◆ **Available records**
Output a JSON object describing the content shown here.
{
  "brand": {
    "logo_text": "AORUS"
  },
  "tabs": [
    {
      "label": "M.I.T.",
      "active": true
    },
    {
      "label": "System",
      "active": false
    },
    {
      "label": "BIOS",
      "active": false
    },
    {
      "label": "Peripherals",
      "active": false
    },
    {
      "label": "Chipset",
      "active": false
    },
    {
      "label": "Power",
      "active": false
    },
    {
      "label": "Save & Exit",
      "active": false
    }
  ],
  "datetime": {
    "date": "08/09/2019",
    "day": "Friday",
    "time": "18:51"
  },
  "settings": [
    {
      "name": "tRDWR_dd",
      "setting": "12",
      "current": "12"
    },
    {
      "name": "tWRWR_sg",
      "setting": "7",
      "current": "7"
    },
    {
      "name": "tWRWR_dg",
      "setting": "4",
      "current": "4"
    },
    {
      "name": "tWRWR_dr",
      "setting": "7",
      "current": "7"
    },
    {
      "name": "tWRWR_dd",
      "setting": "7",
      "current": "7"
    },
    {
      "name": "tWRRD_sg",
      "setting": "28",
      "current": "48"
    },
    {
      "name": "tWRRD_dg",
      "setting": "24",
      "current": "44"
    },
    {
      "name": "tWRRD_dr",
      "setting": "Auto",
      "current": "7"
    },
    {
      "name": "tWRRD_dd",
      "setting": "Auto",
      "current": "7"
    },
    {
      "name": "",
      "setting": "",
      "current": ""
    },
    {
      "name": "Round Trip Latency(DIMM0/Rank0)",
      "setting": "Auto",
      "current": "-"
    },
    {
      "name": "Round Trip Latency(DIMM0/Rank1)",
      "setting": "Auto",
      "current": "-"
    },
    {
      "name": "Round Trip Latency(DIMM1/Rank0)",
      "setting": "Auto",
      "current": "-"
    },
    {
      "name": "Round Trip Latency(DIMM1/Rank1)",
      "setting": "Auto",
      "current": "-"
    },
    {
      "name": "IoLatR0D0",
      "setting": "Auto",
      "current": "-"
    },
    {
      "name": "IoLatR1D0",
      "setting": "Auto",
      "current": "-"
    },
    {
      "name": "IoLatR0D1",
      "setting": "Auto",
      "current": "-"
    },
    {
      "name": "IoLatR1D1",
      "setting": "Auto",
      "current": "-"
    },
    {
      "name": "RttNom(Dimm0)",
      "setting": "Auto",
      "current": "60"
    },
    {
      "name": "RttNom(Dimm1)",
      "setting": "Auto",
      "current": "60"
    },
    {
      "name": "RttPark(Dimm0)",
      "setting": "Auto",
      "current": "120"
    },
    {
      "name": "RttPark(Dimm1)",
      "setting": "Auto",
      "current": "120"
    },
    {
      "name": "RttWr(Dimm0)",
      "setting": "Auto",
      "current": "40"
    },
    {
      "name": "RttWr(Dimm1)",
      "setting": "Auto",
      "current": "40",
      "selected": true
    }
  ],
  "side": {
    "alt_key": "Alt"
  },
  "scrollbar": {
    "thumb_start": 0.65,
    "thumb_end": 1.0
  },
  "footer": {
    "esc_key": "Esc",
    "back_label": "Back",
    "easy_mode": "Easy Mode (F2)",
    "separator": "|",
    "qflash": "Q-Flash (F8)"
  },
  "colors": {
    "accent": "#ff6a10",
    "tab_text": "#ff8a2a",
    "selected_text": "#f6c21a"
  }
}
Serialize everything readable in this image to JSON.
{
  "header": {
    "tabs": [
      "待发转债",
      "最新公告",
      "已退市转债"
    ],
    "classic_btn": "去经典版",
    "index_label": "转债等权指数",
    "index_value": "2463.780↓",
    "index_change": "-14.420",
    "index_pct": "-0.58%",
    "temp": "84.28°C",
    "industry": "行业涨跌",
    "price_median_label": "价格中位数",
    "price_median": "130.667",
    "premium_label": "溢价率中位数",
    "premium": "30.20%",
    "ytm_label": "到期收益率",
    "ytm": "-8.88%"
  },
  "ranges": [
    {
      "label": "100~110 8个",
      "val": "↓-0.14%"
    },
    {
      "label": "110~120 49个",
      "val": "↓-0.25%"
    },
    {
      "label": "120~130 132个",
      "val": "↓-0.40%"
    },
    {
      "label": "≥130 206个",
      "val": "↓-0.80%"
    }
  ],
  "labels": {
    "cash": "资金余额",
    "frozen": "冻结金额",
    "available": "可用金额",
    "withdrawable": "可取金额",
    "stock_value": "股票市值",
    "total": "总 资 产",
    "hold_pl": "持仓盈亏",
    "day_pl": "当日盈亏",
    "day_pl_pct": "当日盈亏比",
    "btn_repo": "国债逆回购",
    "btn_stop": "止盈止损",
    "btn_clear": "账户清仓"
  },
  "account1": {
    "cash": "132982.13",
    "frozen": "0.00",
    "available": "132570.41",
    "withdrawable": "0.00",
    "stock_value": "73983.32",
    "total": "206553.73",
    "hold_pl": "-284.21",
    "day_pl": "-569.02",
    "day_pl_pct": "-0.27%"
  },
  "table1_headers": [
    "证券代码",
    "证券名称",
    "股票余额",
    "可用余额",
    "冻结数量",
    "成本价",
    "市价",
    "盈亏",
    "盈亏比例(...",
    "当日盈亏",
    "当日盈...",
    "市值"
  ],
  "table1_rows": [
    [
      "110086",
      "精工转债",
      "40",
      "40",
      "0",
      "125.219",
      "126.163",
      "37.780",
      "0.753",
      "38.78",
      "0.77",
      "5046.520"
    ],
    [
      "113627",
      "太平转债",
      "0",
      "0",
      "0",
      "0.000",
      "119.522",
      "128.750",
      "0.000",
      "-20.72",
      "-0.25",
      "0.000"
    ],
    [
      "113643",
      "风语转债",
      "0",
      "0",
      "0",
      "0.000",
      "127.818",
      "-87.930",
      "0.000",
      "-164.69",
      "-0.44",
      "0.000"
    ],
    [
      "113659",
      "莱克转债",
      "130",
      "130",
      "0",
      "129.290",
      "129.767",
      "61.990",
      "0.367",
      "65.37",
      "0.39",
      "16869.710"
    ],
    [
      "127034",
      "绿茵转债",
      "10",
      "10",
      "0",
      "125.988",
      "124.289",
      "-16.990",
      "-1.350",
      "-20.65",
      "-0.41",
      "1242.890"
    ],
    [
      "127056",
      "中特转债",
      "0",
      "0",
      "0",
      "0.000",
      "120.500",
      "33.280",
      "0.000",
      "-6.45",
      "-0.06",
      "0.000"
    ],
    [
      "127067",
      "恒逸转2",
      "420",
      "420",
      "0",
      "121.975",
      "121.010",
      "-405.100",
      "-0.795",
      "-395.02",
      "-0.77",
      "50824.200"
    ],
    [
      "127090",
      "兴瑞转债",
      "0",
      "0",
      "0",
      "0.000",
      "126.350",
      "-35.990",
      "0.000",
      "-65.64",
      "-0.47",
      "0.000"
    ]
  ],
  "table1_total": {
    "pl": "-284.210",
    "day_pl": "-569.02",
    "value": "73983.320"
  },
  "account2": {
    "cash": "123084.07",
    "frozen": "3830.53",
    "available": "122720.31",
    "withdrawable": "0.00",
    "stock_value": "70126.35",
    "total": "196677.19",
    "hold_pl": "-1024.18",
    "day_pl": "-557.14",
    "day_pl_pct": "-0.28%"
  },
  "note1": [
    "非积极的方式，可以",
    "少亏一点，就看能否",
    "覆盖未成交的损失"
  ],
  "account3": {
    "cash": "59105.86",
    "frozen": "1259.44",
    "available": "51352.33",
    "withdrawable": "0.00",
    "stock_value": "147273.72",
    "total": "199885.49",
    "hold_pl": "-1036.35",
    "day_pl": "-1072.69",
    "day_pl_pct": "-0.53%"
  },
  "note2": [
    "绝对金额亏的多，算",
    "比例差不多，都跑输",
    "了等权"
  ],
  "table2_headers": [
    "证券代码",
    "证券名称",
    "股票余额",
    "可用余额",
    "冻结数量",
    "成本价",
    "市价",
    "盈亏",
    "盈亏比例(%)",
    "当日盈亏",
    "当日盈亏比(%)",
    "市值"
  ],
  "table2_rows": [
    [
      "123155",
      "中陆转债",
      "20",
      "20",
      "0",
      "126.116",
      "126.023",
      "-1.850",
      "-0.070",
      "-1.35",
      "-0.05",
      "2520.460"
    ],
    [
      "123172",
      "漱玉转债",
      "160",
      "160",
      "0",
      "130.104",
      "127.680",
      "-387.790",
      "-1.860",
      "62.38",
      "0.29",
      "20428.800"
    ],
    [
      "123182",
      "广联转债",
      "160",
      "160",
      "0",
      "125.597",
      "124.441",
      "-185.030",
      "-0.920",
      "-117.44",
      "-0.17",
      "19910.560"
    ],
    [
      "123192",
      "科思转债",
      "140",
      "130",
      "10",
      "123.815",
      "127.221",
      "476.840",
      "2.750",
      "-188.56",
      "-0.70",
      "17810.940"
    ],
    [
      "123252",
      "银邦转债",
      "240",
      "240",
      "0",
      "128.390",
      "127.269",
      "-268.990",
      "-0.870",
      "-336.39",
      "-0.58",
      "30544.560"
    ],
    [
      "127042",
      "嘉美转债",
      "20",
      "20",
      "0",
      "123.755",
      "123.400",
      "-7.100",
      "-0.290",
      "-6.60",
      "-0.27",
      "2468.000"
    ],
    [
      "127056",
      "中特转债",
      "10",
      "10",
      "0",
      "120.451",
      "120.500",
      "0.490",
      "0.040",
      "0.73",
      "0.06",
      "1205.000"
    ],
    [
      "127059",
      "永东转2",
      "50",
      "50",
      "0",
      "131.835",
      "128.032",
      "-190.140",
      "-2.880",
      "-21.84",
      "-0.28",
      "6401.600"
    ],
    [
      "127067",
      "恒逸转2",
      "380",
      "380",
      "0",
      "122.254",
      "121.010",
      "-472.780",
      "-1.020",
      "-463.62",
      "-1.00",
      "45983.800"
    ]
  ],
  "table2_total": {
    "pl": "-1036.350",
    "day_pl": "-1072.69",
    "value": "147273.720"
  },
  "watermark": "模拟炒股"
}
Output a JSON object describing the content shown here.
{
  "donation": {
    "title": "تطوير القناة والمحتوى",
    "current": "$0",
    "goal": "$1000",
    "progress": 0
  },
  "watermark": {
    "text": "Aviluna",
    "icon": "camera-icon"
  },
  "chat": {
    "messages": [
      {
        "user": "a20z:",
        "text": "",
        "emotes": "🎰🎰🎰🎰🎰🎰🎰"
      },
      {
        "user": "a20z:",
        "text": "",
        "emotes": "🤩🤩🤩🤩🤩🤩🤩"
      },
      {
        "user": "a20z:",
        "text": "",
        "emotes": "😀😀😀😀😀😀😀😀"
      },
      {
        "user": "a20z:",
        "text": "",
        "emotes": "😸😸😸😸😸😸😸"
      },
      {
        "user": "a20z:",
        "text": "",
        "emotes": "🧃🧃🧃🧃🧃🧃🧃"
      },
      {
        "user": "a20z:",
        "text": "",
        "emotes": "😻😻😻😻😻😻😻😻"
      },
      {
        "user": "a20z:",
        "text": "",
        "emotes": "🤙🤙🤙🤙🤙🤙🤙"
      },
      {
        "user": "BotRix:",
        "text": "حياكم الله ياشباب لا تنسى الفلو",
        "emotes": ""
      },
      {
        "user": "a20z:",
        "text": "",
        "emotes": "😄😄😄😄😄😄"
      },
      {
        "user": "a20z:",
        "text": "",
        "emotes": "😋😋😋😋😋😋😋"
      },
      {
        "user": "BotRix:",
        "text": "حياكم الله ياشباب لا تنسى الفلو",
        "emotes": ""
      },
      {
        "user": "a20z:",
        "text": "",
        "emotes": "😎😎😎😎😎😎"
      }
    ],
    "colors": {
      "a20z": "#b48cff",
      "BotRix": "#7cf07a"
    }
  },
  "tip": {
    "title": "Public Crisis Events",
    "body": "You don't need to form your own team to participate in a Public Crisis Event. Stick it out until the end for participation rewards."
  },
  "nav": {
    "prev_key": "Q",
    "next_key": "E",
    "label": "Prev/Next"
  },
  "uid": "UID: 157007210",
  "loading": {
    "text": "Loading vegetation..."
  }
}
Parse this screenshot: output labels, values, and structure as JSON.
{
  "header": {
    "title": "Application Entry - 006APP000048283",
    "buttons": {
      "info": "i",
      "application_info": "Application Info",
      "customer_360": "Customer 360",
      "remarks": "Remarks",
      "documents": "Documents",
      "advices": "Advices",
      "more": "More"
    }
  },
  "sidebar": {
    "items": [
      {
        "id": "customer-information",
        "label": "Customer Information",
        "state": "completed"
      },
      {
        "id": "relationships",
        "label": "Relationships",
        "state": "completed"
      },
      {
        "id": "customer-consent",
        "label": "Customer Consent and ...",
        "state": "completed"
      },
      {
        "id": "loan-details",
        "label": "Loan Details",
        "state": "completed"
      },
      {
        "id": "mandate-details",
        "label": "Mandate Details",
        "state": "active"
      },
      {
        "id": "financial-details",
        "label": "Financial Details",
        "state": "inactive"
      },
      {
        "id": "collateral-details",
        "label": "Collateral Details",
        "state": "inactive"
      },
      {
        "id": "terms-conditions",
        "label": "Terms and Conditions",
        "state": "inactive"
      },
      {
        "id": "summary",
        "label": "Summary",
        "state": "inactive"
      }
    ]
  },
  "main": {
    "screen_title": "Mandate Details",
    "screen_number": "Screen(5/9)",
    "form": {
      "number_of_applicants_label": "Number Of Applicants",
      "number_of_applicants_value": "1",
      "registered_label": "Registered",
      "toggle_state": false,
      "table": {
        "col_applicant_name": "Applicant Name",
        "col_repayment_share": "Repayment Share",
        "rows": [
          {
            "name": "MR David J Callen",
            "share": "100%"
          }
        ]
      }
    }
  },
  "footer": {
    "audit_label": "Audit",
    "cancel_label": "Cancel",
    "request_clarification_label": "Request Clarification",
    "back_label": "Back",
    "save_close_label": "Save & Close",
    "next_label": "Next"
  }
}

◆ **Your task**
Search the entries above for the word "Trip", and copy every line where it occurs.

◆ **Task output**
      "name": "Round Trip Latency(DIMM0/Rank0)",
      "name": "Round Trip Latency(DIMM0/Rank1)",
      "name": "Round Trip Latency(DIMM1/Rank0)",
      "name": "Round Trip Latency(DIMM1/Rank1)",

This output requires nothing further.